__WORK INSTRUCTION__:
Where a line in the listing contains the string "char", copy that line out.
--
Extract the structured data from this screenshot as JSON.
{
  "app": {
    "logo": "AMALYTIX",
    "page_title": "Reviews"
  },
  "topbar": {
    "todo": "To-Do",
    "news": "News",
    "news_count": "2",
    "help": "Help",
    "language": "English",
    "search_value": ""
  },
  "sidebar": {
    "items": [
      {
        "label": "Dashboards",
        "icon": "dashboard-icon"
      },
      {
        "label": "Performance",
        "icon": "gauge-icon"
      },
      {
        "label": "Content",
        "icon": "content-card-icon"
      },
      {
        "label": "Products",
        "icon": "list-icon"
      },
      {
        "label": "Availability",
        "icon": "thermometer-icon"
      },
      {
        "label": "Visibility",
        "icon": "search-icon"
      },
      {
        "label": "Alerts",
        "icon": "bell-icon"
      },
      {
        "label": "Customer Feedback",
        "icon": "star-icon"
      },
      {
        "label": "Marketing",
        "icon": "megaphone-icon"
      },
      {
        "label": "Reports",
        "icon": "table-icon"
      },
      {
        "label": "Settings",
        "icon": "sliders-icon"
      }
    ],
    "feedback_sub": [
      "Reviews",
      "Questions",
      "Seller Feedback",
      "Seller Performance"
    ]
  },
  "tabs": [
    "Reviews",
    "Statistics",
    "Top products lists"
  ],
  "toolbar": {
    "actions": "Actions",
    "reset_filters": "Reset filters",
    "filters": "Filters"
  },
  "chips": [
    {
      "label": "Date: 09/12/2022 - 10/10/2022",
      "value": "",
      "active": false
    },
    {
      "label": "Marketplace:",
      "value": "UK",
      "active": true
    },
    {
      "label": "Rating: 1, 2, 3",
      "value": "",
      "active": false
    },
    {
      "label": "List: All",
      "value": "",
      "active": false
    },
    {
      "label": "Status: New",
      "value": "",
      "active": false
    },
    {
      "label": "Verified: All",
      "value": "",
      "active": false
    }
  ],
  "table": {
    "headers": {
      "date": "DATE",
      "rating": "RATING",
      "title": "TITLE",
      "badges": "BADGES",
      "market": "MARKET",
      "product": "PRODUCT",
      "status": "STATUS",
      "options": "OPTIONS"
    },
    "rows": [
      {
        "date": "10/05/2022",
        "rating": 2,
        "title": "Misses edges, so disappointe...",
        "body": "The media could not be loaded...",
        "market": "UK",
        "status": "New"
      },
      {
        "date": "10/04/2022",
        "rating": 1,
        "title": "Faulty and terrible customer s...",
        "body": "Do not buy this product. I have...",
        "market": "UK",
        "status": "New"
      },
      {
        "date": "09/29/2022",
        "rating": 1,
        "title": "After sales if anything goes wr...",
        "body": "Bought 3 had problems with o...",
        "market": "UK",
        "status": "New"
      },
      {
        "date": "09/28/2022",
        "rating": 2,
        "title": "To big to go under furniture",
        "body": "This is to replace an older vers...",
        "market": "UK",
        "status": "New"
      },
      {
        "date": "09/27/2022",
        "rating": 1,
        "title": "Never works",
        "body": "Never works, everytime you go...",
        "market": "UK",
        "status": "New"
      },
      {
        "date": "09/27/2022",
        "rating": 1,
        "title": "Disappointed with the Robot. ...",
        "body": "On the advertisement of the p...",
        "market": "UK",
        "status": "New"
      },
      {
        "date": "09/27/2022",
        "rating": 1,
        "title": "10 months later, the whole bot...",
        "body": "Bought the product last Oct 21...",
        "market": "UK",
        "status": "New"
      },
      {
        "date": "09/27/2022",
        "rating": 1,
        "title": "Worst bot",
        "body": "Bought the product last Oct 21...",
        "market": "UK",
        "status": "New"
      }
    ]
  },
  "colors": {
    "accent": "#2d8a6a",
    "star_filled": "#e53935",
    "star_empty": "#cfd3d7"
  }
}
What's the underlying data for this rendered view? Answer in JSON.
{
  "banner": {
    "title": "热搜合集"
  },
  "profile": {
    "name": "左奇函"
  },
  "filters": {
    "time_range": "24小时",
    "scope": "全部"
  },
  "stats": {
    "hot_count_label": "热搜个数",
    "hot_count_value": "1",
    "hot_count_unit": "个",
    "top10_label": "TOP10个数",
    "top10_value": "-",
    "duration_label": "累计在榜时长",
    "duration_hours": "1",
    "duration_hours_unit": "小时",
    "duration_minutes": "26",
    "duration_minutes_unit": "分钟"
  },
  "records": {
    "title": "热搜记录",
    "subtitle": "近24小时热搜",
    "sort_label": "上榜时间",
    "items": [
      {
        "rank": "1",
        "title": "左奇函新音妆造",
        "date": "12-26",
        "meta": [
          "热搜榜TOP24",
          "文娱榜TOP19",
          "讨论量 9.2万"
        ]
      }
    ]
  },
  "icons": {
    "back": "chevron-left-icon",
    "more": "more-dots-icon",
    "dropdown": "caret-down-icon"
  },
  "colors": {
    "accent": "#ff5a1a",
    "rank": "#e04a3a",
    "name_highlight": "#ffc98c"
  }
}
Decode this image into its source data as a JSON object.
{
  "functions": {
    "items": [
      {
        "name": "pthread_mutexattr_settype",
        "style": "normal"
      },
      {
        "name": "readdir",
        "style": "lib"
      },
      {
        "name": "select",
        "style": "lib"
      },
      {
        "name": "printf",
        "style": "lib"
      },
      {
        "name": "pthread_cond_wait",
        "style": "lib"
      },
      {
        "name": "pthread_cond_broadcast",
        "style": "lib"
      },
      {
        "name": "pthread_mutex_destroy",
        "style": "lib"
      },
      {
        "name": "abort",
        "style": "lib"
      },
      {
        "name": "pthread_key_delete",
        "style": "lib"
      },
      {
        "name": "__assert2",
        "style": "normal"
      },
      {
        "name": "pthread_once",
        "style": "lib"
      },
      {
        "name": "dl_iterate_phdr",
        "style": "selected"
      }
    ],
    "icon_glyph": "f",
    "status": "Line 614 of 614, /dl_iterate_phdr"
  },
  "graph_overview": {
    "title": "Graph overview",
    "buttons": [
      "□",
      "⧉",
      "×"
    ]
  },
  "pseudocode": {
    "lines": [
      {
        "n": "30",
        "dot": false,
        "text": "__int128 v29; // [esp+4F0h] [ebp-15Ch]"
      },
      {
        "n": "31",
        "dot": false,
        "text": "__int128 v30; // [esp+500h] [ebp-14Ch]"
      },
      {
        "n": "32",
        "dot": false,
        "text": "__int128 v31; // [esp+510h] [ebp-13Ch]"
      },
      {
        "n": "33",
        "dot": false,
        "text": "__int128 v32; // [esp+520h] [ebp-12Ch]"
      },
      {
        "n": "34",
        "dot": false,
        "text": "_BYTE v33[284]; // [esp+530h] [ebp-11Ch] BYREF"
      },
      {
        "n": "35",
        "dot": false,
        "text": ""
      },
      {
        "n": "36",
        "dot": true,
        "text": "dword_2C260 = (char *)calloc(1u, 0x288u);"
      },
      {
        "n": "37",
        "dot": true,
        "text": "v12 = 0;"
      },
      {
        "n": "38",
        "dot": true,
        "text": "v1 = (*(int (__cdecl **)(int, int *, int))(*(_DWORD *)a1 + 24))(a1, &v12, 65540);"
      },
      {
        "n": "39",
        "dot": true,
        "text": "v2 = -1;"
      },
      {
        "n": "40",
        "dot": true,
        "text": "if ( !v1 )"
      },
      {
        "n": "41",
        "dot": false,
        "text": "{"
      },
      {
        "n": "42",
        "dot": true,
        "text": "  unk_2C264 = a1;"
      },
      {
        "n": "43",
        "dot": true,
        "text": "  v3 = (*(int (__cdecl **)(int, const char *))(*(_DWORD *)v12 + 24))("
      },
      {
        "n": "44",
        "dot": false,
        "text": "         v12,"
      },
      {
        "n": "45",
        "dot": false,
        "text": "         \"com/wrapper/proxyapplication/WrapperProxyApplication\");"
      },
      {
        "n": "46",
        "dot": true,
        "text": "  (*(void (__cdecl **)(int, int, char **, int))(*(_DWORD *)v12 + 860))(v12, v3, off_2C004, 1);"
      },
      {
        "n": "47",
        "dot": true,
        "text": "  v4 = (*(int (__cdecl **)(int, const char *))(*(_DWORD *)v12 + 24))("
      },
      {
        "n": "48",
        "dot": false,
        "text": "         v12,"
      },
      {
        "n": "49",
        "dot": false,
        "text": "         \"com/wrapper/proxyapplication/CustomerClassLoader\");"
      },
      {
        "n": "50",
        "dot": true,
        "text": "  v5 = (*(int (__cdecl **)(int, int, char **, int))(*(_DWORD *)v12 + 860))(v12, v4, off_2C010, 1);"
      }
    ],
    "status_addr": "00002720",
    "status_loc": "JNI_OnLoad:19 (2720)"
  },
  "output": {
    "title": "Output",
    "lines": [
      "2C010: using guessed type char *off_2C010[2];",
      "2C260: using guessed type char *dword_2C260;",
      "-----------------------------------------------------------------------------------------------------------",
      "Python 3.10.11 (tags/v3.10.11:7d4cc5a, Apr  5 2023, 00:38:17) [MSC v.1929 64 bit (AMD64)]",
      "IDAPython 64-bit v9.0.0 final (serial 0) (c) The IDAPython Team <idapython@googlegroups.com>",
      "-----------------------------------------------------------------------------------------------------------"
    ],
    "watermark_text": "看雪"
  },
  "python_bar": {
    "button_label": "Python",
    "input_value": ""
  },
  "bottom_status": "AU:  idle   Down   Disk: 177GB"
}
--
__YOUR RESPONSE__:
        "text": "dword_2C260 = (char *)calloc(1u, 0x288u);"
        "text": "  v3 = (*(int (__cdecl **)(int, const char *))(*(_DWORD *)v12 + 24))("
        "text": "  (*(void (__cdecl **)(int, int, char **, int))(*(_DWORD *)v12 + 860))(v12, v3, off_2C004, 1);"
        "text": "  v4 = (*(int (__cdecl **)(int, const char *))(*(_DWORD *)v12 + 24))("
        "text": "  v5 = (*(int (__cdecl **)(int, int, char **, int))(*(_DWORD *)v12 + 860))(v12, v4, off_2C010, 1);"
      "2C010: using guessed type char *off_2C010[2];",
      "2C260: using guessed type char *dword_2C260;",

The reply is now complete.